They’re giving you one, and I’m paying four. It’s actually three. Three points of difference. So you’re saying it’s either three, four or 5%, somewhere in that range. Yeah, that’s the most common answer. 3%, the difference between the one and four is the most common answer. But that’s just percentages. That doesn’t take into account the fact that that’s actually a 300% profit to them. It’s three points of separation, but it’s 300% profit. Banks are allowed to do this multiple times with money. See, if you give the bank $100, they owe you $100. Because you’re parking it there, they now have a liability on their books. They owe you $100 because that’s your money.
But the bank is allowed to keep 10 of that dollars. Then they’re allowed to loan out $90. So they’re allowed to loan out nine times more than they have, just on that one transaction. Remember, they still owe you $100. So they’ve created money completely out of thin air. That money does not exist. To prove that, go to your bank on Monday and say “I would like to withdraw $10,000.” They will tell you to make an appointment and come back later. They won’t have your $10,000 because they don’t have that much cash there. Most banks don’t have a huge vault with tons of cash stacked in the back of the building. So that’s why they make you set an appointment so that they have time to get the money.
Remember, we said in your case it was 300% profit on one of those transactions. But what if they were doing nine or 10 transactions with that same dollar? That would be maybe a 3000% profit on a one to four ratio. Well, with a credit card it could be one to 29% ratio, it could one to 14%. On a house it could be one to six, or a business loan one to six to eight. You get the idea, that these percentages are big. The gross potential profits on these could be as high as 3,500 to 7,000%, depending on the types of loans. Less all the expenses and stuff, they’re making a lot of money.
This is why you find really nice banks on every corner of every town everywhere. And not just one. I mean, look at Denver. We travel a lot around the country and we were recently out in the middle of nowhere in Kansas. Little tiny farm and ranch town, and there were like four banks in the center of that town.
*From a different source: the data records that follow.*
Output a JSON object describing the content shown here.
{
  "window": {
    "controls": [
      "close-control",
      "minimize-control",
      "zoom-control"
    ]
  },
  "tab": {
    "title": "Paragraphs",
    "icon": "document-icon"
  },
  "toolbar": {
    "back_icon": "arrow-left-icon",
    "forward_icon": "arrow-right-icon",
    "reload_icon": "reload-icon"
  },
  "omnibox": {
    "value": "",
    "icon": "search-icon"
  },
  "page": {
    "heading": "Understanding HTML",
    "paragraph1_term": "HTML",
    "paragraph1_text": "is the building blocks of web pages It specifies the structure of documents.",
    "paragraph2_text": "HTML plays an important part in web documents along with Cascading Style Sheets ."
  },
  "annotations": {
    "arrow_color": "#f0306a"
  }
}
I can’t imagine anybody ever even goes in there. There’s just not that many people. But there’s that much money involved in the banking industry.